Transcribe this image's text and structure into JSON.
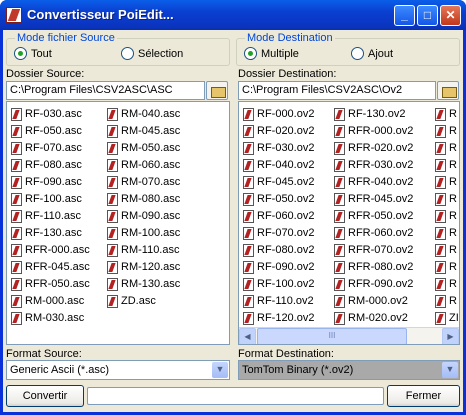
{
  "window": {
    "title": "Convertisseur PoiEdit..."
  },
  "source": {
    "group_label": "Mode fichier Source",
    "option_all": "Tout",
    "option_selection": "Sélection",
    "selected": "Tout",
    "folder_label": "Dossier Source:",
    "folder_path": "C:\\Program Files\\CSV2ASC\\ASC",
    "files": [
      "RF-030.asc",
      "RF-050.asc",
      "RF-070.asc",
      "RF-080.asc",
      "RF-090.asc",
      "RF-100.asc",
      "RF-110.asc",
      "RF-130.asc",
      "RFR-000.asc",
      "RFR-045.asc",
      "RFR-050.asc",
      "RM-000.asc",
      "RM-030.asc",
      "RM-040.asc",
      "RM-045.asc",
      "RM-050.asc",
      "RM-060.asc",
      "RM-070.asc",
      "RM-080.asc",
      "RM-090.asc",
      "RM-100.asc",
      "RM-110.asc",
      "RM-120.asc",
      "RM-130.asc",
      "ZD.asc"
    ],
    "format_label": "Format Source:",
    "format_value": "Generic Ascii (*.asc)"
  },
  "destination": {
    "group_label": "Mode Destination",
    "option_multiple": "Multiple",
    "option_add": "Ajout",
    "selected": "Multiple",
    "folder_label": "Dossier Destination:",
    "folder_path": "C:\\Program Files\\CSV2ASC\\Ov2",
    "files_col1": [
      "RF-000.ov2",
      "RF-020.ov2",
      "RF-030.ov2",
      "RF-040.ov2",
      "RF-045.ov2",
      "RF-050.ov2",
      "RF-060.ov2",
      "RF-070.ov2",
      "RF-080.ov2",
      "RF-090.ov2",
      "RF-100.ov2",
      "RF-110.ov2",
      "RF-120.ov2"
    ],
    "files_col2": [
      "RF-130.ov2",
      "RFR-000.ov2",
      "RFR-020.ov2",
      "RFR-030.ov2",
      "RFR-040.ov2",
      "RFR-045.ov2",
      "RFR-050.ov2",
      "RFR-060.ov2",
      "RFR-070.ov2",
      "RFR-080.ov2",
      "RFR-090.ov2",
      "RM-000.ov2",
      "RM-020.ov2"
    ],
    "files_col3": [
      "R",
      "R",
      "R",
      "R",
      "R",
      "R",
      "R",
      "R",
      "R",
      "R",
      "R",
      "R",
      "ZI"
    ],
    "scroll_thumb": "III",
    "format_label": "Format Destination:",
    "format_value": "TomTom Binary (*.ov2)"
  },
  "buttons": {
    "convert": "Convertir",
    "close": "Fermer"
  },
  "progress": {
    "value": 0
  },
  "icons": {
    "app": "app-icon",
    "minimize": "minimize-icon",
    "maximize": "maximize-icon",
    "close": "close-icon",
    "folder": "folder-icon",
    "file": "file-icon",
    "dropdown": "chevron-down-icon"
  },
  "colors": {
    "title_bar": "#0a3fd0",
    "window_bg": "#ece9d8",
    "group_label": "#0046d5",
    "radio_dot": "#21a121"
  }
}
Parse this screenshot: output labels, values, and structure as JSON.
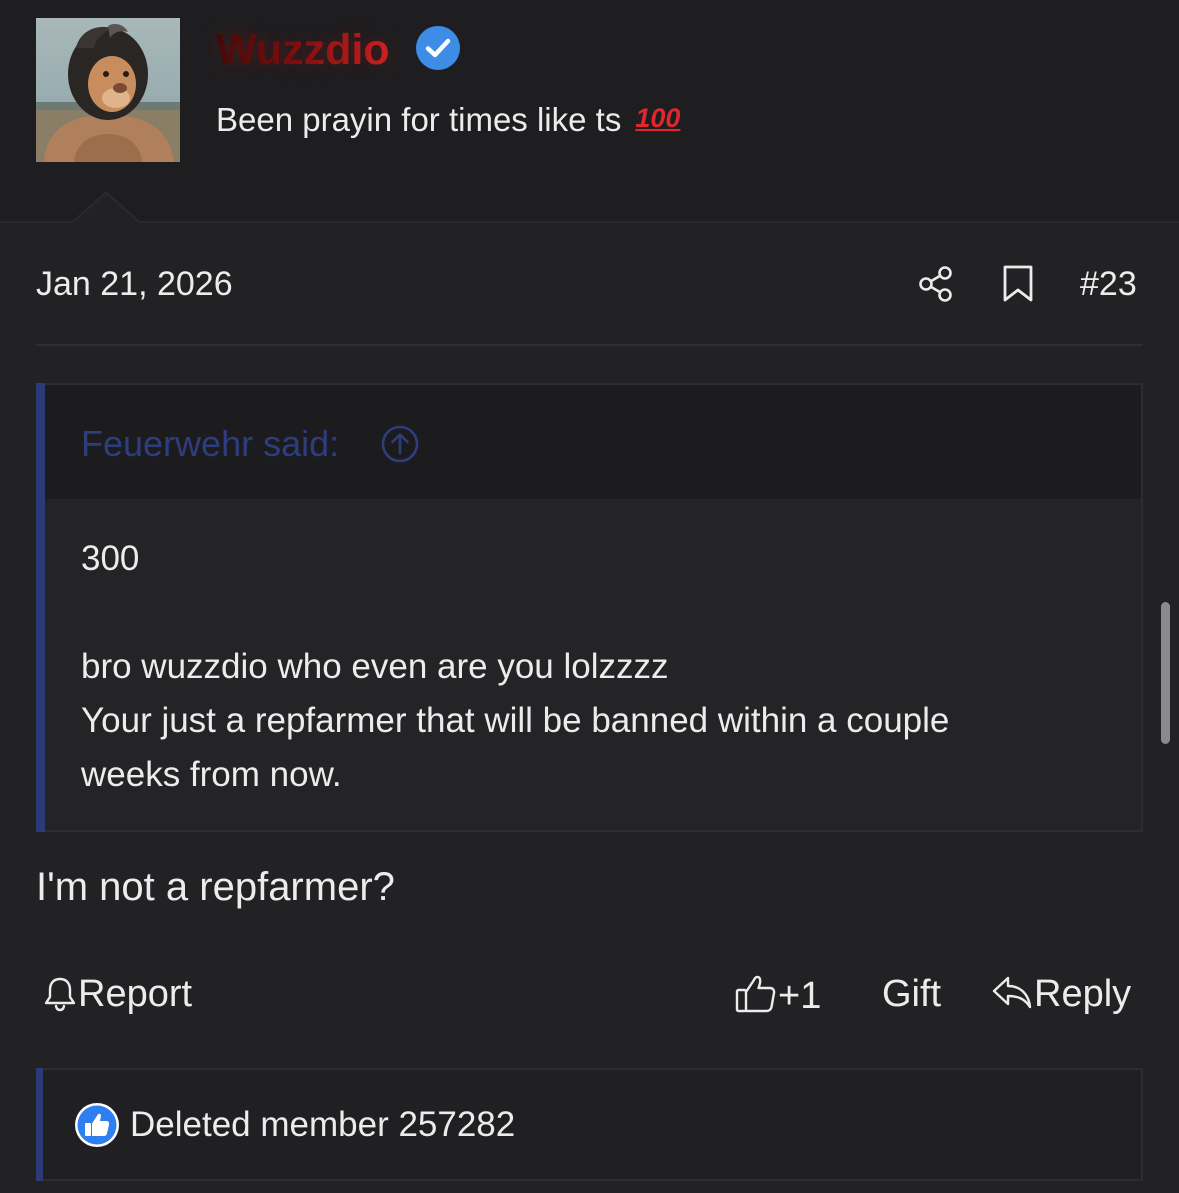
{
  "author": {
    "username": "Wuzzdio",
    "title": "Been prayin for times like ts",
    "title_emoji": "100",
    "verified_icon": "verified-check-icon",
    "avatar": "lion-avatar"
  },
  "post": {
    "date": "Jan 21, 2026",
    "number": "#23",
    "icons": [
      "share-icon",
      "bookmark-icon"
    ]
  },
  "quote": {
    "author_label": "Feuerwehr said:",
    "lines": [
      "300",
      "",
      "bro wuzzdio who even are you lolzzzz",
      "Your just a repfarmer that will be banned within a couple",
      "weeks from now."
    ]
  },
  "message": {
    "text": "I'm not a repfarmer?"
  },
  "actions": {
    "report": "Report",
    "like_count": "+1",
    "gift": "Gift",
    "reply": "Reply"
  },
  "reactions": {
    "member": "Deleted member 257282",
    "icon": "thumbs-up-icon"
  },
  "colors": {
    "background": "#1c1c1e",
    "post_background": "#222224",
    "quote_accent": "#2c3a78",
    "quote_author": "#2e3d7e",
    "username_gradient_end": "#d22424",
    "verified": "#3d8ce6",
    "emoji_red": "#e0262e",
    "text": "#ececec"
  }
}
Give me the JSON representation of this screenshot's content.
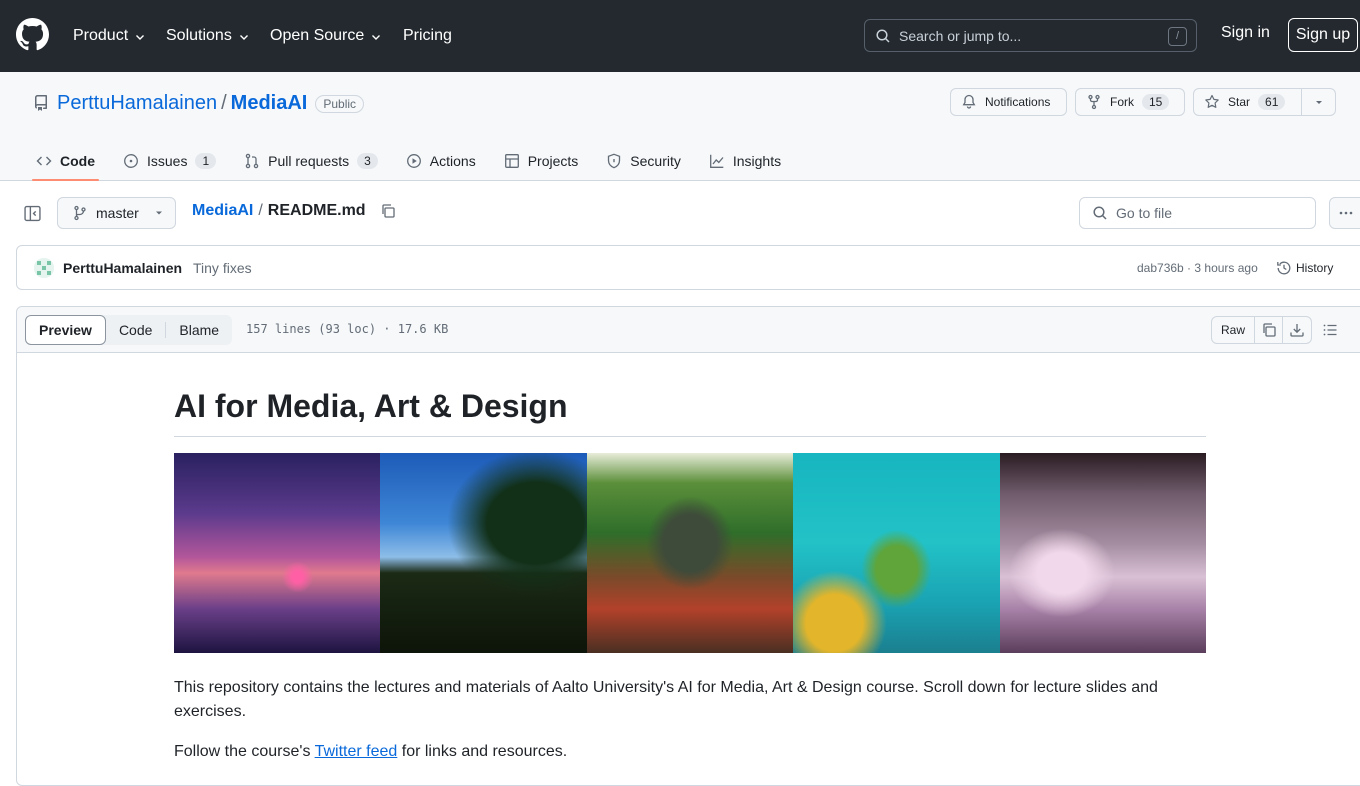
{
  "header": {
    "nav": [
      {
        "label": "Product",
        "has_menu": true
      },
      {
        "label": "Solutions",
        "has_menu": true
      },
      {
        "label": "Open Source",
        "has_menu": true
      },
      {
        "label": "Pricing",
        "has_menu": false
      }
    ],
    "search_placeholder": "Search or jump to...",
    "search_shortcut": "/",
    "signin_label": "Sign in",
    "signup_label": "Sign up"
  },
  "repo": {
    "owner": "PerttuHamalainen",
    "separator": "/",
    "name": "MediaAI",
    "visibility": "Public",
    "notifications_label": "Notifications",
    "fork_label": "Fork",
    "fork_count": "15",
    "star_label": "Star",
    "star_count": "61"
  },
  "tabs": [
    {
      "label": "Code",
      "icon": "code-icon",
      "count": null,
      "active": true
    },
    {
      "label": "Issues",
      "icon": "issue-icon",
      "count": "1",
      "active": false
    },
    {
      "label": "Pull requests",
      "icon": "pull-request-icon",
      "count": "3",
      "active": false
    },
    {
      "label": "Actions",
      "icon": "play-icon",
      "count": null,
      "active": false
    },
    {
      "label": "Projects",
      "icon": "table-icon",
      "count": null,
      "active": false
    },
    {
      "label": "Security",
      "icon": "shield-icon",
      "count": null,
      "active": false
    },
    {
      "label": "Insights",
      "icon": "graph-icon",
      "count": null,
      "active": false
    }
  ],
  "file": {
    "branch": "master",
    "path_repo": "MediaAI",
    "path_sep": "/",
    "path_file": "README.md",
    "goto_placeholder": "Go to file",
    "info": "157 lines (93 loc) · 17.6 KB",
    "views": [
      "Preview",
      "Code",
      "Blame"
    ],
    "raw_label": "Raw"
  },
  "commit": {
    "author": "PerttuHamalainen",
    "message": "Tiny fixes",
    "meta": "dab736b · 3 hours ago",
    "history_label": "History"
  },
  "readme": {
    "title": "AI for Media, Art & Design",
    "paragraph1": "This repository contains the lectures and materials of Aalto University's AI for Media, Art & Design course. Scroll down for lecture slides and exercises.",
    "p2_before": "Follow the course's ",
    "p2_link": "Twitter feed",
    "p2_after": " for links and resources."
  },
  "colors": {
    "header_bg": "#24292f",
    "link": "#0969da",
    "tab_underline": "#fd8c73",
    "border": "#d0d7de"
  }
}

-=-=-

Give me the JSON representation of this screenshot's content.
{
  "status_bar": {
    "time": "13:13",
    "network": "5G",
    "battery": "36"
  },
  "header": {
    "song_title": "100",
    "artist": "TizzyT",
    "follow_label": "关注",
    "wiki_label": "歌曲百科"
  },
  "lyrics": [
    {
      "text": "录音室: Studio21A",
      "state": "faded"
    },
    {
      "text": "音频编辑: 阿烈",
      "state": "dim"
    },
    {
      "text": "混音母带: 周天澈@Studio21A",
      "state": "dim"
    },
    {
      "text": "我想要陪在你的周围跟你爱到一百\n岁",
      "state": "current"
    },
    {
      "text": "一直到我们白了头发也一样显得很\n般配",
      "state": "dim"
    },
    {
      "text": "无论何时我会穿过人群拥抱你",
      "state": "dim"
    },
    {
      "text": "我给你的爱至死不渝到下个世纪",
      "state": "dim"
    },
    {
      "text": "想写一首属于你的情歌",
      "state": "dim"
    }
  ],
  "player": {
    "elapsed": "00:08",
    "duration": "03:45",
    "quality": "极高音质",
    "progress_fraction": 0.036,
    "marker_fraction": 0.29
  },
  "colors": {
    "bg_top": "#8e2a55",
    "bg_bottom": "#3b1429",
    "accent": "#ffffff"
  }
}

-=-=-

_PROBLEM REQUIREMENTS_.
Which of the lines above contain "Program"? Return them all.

_ANSWER SECTION_.
    "folder_path": "C:\\Program Files\\CSV2ASC\\ASC",
    "folder_path": "C:\\Program Files\\CSV2ASC\\Ov2",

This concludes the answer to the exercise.